__TASK DIRECTIONS__: The result should be every line of the listing that contains "JSON".

__MATERIALS PROVIDED__:
┏━━

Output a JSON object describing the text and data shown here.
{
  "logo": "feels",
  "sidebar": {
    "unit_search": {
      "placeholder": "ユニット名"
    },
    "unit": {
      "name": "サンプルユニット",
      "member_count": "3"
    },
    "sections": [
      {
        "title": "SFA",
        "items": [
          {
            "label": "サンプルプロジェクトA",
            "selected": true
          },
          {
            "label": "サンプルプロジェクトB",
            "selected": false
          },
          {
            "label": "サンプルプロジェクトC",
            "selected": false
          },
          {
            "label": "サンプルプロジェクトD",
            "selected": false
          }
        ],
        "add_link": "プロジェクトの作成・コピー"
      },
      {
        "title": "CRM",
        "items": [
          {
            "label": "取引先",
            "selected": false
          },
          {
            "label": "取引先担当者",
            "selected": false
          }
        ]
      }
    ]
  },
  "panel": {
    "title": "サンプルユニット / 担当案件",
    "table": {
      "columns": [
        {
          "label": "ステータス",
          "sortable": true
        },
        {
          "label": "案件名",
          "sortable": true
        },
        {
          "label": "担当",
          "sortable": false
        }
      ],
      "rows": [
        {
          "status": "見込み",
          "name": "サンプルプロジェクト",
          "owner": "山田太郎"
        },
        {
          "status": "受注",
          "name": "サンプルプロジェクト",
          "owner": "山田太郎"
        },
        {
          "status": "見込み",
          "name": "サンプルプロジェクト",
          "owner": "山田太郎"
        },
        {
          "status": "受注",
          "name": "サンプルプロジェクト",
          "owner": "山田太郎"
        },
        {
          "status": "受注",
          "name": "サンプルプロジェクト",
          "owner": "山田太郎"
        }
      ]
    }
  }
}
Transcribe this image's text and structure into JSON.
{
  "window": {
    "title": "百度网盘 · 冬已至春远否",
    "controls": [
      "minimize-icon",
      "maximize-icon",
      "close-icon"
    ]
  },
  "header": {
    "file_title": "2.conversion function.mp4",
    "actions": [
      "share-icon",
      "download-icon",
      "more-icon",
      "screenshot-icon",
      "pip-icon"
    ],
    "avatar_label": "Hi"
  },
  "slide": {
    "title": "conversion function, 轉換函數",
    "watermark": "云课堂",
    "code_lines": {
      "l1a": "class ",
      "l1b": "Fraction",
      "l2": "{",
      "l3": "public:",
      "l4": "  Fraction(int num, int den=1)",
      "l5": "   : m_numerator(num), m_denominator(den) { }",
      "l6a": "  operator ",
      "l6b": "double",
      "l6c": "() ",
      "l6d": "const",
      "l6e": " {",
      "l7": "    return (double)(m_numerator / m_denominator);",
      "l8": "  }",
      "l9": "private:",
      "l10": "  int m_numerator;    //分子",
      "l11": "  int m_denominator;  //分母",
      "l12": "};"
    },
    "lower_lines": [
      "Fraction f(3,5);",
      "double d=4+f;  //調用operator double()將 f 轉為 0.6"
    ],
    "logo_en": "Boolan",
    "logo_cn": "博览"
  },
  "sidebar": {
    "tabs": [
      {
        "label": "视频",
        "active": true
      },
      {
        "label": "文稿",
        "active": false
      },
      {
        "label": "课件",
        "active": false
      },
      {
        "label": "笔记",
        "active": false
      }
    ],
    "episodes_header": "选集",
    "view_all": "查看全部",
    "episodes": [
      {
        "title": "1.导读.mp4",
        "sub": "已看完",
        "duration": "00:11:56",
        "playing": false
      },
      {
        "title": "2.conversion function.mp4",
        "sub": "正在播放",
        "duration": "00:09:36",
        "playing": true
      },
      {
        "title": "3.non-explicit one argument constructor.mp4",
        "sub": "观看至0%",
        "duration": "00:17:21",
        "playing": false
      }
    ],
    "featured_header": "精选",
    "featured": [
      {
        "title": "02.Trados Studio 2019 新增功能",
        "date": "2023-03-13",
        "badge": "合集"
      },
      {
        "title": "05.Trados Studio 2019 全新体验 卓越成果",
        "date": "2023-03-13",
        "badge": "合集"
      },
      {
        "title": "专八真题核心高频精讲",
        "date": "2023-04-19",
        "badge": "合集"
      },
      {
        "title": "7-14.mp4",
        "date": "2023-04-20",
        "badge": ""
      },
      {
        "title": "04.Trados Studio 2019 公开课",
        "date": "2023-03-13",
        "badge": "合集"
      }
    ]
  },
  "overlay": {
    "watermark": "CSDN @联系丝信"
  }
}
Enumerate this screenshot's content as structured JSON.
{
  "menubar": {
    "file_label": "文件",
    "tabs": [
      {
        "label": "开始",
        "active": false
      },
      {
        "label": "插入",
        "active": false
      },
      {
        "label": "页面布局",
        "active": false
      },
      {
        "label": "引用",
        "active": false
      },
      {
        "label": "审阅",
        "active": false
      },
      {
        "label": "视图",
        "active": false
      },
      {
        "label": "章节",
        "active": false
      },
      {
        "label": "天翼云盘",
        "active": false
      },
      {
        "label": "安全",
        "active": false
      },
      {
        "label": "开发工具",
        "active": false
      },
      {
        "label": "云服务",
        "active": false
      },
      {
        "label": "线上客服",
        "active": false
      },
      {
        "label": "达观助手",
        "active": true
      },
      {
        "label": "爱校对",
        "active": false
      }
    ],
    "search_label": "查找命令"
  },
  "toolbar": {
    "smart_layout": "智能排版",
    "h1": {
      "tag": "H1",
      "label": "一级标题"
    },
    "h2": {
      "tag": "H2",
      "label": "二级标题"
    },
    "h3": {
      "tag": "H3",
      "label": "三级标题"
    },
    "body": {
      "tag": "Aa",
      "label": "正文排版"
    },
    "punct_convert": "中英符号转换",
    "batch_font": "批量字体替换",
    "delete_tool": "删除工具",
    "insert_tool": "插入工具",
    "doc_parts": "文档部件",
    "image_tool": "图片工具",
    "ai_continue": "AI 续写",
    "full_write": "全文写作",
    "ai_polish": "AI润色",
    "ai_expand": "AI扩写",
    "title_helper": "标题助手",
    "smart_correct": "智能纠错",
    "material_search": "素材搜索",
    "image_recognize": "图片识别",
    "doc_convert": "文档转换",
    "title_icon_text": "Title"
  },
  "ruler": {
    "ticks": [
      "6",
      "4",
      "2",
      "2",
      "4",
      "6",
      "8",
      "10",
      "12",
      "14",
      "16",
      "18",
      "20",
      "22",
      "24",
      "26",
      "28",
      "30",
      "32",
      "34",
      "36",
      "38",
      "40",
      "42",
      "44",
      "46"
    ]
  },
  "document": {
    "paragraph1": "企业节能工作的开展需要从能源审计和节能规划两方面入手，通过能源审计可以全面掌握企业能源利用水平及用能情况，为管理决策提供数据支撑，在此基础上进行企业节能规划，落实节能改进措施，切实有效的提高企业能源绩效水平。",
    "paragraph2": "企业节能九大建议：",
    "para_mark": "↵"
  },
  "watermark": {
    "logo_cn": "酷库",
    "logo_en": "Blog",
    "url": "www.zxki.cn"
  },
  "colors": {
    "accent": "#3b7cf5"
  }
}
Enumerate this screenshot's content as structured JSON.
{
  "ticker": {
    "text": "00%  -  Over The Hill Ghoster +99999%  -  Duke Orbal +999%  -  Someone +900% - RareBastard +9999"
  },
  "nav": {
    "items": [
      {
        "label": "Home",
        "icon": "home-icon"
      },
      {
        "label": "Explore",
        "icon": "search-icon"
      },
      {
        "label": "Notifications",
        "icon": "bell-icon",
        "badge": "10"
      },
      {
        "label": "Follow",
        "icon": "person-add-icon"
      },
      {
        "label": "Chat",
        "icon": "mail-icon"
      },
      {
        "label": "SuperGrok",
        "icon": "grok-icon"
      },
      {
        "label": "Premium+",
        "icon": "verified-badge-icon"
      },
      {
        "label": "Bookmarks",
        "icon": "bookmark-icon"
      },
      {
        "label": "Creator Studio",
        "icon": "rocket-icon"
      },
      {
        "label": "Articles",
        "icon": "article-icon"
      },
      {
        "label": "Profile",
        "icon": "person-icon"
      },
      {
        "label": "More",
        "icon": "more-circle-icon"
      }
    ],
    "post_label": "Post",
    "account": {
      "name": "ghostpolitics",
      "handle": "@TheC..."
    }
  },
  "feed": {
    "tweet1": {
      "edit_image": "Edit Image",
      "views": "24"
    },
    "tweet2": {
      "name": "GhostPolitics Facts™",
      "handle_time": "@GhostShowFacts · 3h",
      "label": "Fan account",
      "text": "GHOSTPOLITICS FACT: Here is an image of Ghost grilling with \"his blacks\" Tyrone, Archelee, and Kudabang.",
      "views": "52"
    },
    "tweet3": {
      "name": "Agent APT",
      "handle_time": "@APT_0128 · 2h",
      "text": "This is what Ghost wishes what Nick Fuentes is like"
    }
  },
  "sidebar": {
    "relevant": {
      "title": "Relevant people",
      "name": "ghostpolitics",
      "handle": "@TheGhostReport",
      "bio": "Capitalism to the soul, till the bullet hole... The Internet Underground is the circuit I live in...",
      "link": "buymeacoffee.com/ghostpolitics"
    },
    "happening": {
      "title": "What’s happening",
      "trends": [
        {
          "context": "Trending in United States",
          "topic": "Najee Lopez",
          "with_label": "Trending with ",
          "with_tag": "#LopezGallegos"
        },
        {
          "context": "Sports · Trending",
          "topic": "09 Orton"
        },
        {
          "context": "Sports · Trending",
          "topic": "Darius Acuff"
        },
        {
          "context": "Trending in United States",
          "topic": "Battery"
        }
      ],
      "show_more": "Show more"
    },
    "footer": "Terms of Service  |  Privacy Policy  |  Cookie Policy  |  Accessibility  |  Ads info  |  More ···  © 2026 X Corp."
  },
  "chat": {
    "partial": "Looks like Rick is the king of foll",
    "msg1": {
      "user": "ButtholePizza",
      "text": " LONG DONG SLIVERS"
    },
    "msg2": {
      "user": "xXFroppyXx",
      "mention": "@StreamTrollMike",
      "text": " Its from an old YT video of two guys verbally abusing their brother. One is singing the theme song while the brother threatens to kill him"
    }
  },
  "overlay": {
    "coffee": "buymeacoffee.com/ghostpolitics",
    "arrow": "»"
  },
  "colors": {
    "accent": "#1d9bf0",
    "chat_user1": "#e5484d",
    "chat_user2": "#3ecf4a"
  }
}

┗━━

__TASK OUTPUT__:
Output a JSON object describing the text and data shown here.
Transcribe this image's text and structure into JSON.
Enumerate this screenshot's content as structured JSON.
Enumerate this screenshot's content as structured JSON.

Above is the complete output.